* [Collected data entries]

=== Begin Enclosure ===

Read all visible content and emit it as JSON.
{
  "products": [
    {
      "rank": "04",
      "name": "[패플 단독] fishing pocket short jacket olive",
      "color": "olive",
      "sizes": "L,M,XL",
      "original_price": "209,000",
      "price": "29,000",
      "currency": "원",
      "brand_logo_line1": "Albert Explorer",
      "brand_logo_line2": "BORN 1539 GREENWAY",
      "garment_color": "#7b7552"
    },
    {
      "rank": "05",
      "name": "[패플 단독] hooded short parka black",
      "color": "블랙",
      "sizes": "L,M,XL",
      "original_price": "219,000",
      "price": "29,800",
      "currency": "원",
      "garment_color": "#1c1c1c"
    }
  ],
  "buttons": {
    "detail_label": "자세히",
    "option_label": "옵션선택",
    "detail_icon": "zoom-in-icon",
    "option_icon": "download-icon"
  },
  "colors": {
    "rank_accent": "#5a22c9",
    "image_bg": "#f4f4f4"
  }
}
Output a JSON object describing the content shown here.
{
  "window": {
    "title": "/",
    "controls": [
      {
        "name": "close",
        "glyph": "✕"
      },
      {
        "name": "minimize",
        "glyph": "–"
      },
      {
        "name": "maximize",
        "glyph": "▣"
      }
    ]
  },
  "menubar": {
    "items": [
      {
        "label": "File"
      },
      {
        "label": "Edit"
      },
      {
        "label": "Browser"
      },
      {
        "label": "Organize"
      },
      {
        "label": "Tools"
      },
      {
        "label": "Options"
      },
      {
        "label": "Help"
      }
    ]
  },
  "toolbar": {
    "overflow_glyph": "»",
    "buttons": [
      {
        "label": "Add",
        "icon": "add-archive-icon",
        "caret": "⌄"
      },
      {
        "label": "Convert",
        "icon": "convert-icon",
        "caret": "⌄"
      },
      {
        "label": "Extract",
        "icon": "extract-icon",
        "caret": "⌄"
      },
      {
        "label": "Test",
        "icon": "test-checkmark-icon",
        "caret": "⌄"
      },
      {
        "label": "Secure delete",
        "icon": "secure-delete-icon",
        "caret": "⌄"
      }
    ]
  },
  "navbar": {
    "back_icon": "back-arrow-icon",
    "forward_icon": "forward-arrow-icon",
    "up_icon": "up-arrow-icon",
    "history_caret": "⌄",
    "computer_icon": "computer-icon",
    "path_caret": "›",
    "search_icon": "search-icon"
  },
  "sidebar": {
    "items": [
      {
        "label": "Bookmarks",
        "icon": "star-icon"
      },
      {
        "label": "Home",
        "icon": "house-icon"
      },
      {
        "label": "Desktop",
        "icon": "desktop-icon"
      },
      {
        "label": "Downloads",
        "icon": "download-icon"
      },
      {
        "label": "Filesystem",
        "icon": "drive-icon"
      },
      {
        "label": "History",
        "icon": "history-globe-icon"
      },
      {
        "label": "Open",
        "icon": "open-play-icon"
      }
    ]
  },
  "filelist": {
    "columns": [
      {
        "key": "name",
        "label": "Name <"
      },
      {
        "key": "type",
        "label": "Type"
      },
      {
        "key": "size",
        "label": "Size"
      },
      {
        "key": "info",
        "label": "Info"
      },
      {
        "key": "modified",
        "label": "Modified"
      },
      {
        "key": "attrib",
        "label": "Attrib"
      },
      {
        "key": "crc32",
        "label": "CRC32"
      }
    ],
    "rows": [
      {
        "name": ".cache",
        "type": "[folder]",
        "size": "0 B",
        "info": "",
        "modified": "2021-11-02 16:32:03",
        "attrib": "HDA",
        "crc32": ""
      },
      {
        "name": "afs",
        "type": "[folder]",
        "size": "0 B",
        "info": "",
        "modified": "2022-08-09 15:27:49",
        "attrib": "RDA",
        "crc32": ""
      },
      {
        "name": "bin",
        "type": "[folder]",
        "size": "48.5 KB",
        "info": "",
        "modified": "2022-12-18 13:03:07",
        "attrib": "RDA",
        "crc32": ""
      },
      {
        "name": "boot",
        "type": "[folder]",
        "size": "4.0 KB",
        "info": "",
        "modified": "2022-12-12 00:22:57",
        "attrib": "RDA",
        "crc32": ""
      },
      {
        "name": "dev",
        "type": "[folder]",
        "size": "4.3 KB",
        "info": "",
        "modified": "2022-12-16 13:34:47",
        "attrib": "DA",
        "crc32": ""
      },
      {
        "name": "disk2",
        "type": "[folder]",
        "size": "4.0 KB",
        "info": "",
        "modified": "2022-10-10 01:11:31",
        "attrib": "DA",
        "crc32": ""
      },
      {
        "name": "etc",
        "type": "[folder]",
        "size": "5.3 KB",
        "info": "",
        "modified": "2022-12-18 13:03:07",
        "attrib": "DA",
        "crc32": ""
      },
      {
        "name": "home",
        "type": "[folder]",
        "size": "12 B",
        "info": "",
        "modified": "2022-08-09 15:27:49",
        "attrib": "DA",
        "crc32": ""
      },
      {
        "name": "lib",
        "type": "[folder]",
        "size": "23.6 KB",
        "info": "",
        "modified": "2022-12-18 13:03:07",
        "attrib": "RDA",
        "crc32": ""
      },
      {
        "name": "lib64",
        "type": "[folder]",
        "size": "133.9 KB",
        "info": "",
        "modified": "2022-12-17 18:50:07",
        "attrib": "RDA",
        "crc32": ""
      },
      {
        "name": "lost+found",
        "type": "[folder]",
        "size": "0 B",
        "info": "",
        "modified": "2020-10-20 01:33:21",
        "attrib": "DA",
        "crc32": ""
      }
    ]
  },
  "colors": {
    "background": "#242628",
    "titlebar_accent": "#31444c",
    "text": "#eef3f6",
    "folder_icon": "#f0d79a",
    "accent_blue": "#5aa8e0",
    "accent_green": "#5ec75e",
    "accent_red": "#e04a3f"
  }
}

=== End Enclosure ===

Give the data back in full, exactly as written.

* [COMPLETED TASK]
Read all visible content and emit it as JSON.
{
  "products": [
    {
      "rank": "04",
      "name": "[패플 단독] fishing pocket short jacket olive",
      "color": "olive",
      "sizes": "L,M,XL",
      "original_price": "209,000",
      "price": "29,000",
      "currency": "원",
      "brand_logo_line1": "Albert Explorer",
      "brand_logo_line2": "BORN 1539 GREENWAY",
      "garment_color": "#7b7552"
    },
    {
      "rank": "05",
      "name": "[패플 단독] hooded short parka black",
      "color": "블랙",
      "sizes": "L,M,XL",
      "original_price": "219,000",
      "price": "29,800",
      "currency": "원",
      "garment_color": "#1c1c1c"
    }
  ],
  "buttons": {
    "detail_label": "자세히",
    "option_label": "옵션선택",
    "detail_icon": "zoom-in-icon",
    "option_icon": "download-icon"
  },
  "colors": {
    "rank_accent": "#5a22c9",
    "image_bg": "#f4f4f4"
  }
}
Output a JSON object describing the content shown here.
{
  "window": {
    "title": "/",
    "controls": [
      {
        "name": "close",
        "glyph": "✕"
      },
      {
        "name": "minimize",
        "glyph": "–"
      },
      {
        "name": "maximize",
        "glyph": "▣"
      }
    ]
  },
  "menubar": {
    "items": [
      {
        "label": "File"
      },
      {
        "label": "Edit"
      },
      {
        "label": "Browser"
      },
      {
        "label": "Organize"
      },
      {
        "label": "Tools"
      },
      {
        "label": "Options"
      },
      {
        "label": "Help"
      }
    ]
  },
  "toolbar": {
    "overflow_glyph": "»",
    "buttons": [
      {
        "label": "Add",
        "icon": "add-archive-icon",
        "caret": "⌄"
      },
      {
        "label": "Convert",
        "icon": "convert-icon",
        "caret": "⌄"
      },
      {
        "label": "Extract",
        "icon": "extract-icon",
        "caret": "⌄"
      },
      {
        "label": "Test",
        "icon": "test-checkmark-icon",
        "caret": "⌄"
      },
      {
        "label": "Secure delete",
        "icon": "secure-delete-icon",
        "caret": "⌄"
      }
    ]
  },
  "navbar": {
    "back_icon": "back-arrow-icon",
    "forward_icon": "forward-arrow-icon",
    "up_icon": "up-arrow-icon",
    "history_caret": "⌄",
    "computer_icon": "computer-icon",
    "path_caret": "›",
    "search_icon": "search-icon"
  },
  "sidebar": {
    "items": [
      {
        "label": "Bookmarks",
        "icon": "star-icon"
      },
      {
        "label": "Home",
        "icon": "house-icon"
      },
      {
        "label": "Desktop",
        "icon": "desktop-icon"
      },
      {
        "label": "Downloads",
        "icon": "download-icon"
      },
      {
        "label": "Filesystem",
        "icon": "drive-icon"
      },
      {
        "label": "History",
        "icon": "history-globe-icon"
      },
      {
        "label": "Open",
        "icon": "open-play-icon"
      }
    ]
  },
  "filelist": {
    "columns": [
      {
        "key": "name",
        "label": "Name <"
      },
      {
        "key": "type",
        "label": "Type"
      },
      {
        "key": "size",
        "label": "Size"
      },
      {
        "key": "info",
        "label": "Info"
      },
      {
        "key": "modified",
        "label": "Modified"
      },
      {
        "key": "attrib",
        "label": "Attrib"
      },
      {
        "key": "crc32",
        "label": "CRC32"
      }
    ],
    "rows": [
      {
        "name": ".cache",
        "type": "[folder]",
        "size": "0 B",
        "info": "",
        "modified": "2021-11-02 16:32:03",
        "attrib": "HDA",
        "crc32": ""
      },
      {
        "name": "afs",
        "type": "[folder]",
        "size": "0 B",
        "info": "",
        "modified": "2022-08-09 15:27:49",
        "attrib": "RDA",
        "crc32": ""
      },
      {
        "name": "bin",
        "type": "[folder]",
        "size": "48.5 KB",
        "info": "",
        "modified": "2022-12-18 13:03:07",
        "attrib": "RDA",
        "crc32": ""
      },
      {
        "name": "boot",
        "type": "[folder]",
        "size": "4.0 KB",
        "info": "",
        "modified": "2022-12-12 00:22:57",
        "attrib": "RDA",
        "crc32": ""
      },
      {
        "name": "dev",
        "type": "[folder]",
        "size": "4.3 KB",
        "info": "",
        "modified": "2022-12-16 13:34:47",
        "attrib": "DA",
        "crc32": ""
      },
      {
        "name": "disk2",
        "type": "[folder]",
        "size": "4.0 KB",
        "info": "",
        "modified": "2022-10-10 01:11:31",
        "attrib": "DA",
        "crc32": ""
      },
      {
        "name": "etc",
        "type": "[folder]",
        "size": "5.3 KB",
        "info": "",
        "modified": "2022-12-18 13:03:07",
        "attrib": "DA",
        "crc32": ""
      },
      {
        "name": "home",
        "type": "[folder]",
        "size": "12 B",
        "info": "",
        "modified": "2022-08-09 15:27:49",
        "attrib": "DA",
        "crc32": ""
      },
      {
        "name": "lib",
        "type": "[folder]",
        "size": "23.6 KB",
        "info": "",
        "modified": "2022-12-18 13:03:07",
        "attrib": "RDA",
        "crc32": ""
      },
      {
        "name": "lib64",
        "type": "[folder]",
        "size": "133.9 KB",
        "info": "",
        "modified": "2022-12-17 18:50:07",
        "attrib": "RDA",
        "crc32": ""
      },
      {
        "name": "lost+found",
        "type": "[folder]",
        "size": "0 B",
        "info": "",
        "modified": "2020-10-20 01:33:21",
        "attrib": "DA",
        "crc32": ""
      }
    ]
  },
  "colors": {
    "background": "#242628",
    "titlebar_accent": "#31444c",
    "text": "#eef3f6",
    "folder_icon": "#f0d79a",
    "accent_blue": "#5aa8e0",
    "accent_green": "#5ec75e",
    "accent_red": "#e04a3f"
  }
}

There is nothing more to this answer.